[[ Record extracts open ]]
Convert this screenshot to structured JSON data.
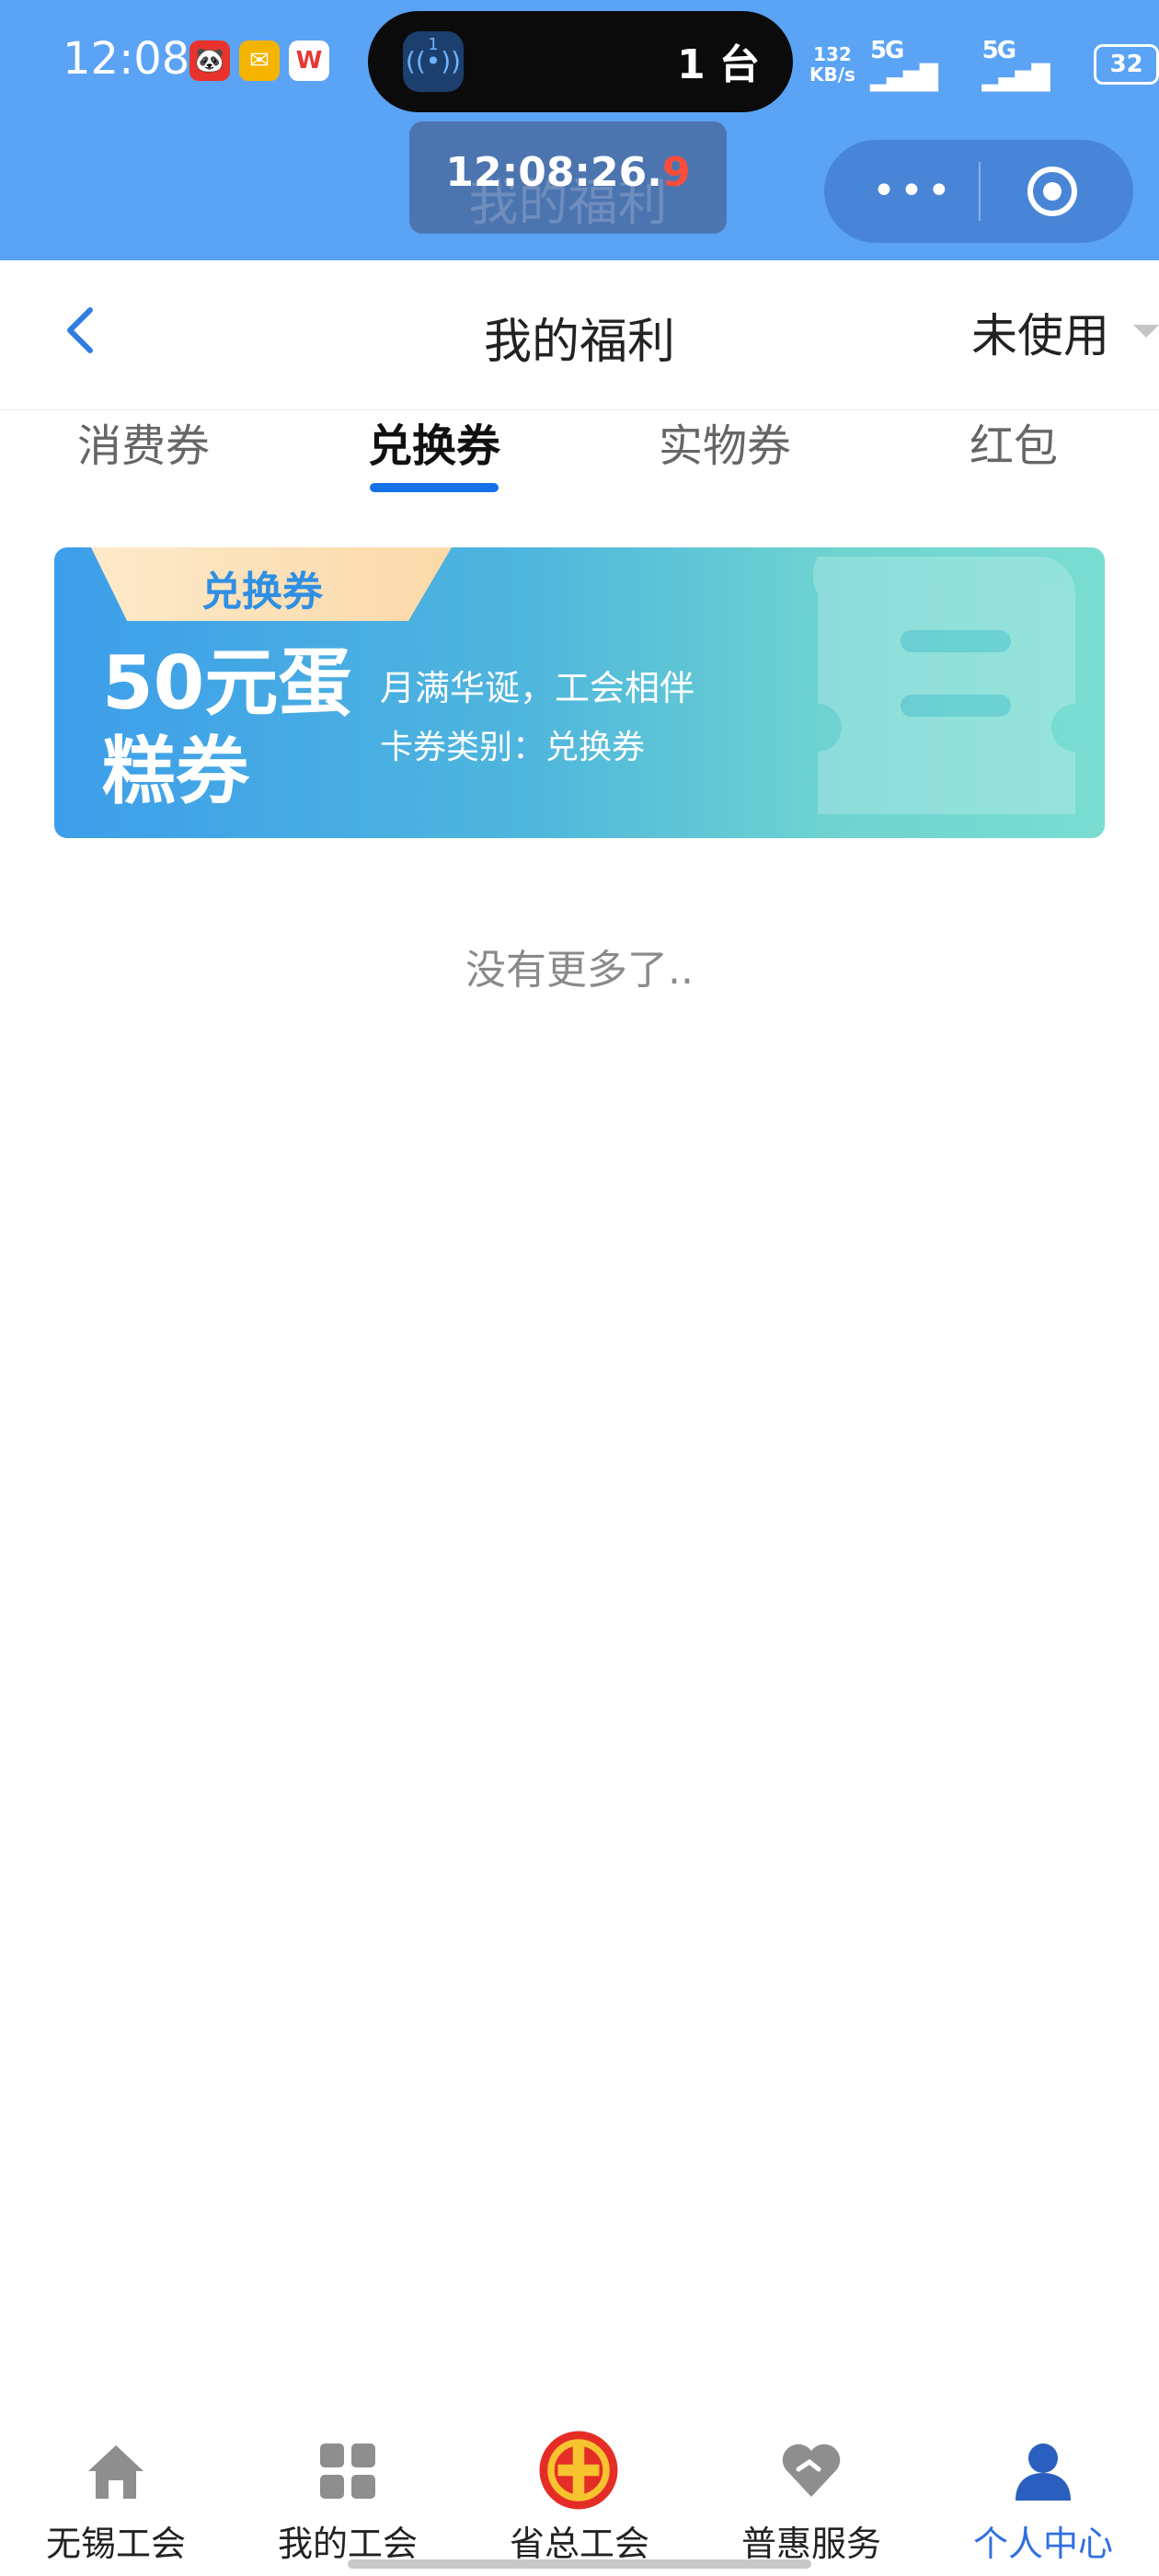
{
  "status_bar": {
    "time": "12:08",
    "island_badge": "1",
    "island_text": "1 台",
    "net_speed_value": "132",
    "net_speed_unit": "KB/s",
    "signal1": "5G",
    "signal2": "5G",
    "battery": "32"
  },
  "overlay": {
    "clock_main": "12:08:26.",
    "clock_red": "9",
    "ghost_title": "我的福利",
    "capsule_dots": "•••"
  },
  "header": {
    "title": "我的福利",
    "filter": "未使用"
  },
  "tabs": [
    {
      "label": "消费券",
      "active": false
    },
    {
      "label": "兑换券",
      "active": true
    },
    {
      "label": "实物券",
      "active": false
    },
    {
      "label": "红包",
      "active": false
    }
  ],
  "coupon": {
    "tag": "兑换券",
    "name": "50元蛋糕券",
    "description": "月满华诞，工会相伴",
    "type_line": "卡券类别：兑换券"
  },
  "list_end_text": "没有更多了..",
  "bottom_nav": [
    {
      "label": "无锡工会",
      "icon": "home-icon",
      "active": false
    },
    {
      "label": "我的工会",
      "icon": "grid-icon",
      "active": false
    },
    {
      "label": "省总工会",
      "icon": "union-emblem-icon",
      "active": false
    },
    {
      "label": "普惠服务",
      "icon": "heart-icon",
      "active": false
    },
    {
      "label": "个人中心",
      "icon": "person-icon",
      "active": true
    }
  ],
  "colors": {
    "topbar": "#5aa3f5",
    "accent": "#1670e8",
    "nav_active": "#2f6fe0"
  }
}
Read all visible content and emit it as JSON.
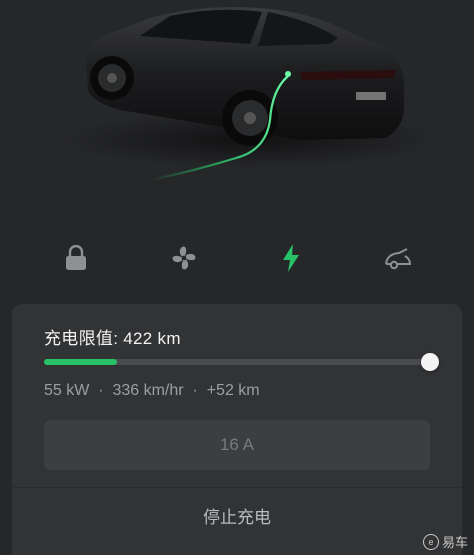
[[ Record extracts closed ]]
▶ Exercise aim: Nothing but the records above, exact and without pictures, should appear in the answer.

▶ Solution to the exercise:
Convert this screenshot to structured JSON data.
{
  "status_bar": {
    "time": "12:08",
    "island_badge": "1",
    "island_text": "1 台",
    "net_speed_value": "132",
    "net_speed_unit": "KB/s",
    "signal1": "5G",
    "signal2": "5G",
    "battery": "32"
  },
  "overlay": {
    "clock_main": "12:08:26.",
    "clock_red": "9",
    "ghost_title": "我的福利",
    "capsule_dots": "•••"
  },
  "header": {
    "title": "我的福利",
    "filter": "未使用"
  },
  "tabs": [
    {
      "label": "消费券",
      "active": false
    },
    {
      "label": "兑换券",
      "active": true
    },
    {
      "label": "实物券",
      "active": false
    },
    {
      "label": "红包",
      "active": false
    }
  ],
  "coupon": {
    "tag": "兑换券",
    "name": "50元蛋糕券",
    "description": "月满华诞，工会相伴",
    "type_line": "卡券类别：兑换券"
  },
  "list_end_text": "没有更多了..",
  "bottom_nav": [
    {
      "label": "无锡工会",
      "icon": "home-icon",
      "active": false
    },
    {
      "label": "我的工会",
      "icon": "grid-icon",
      "active": false
    },
    {
      "label": "省总工会",
      "icon": "union-emblem-icon",
      "active": false
    },
    {
      "label": "普惠服务",
      "icon": "heart-icon",
      "active": false
    },
    {
      "label": "个人中心",
      "icon": "person-icon",
      "active": true
    }
  ],
  "colors": {
    "topbar": "#5aa3f5",
    "accent": "#1670e8",
    "nav_active": "#2f6fe0"
  }
}
Read all visible content and emit it as JSON.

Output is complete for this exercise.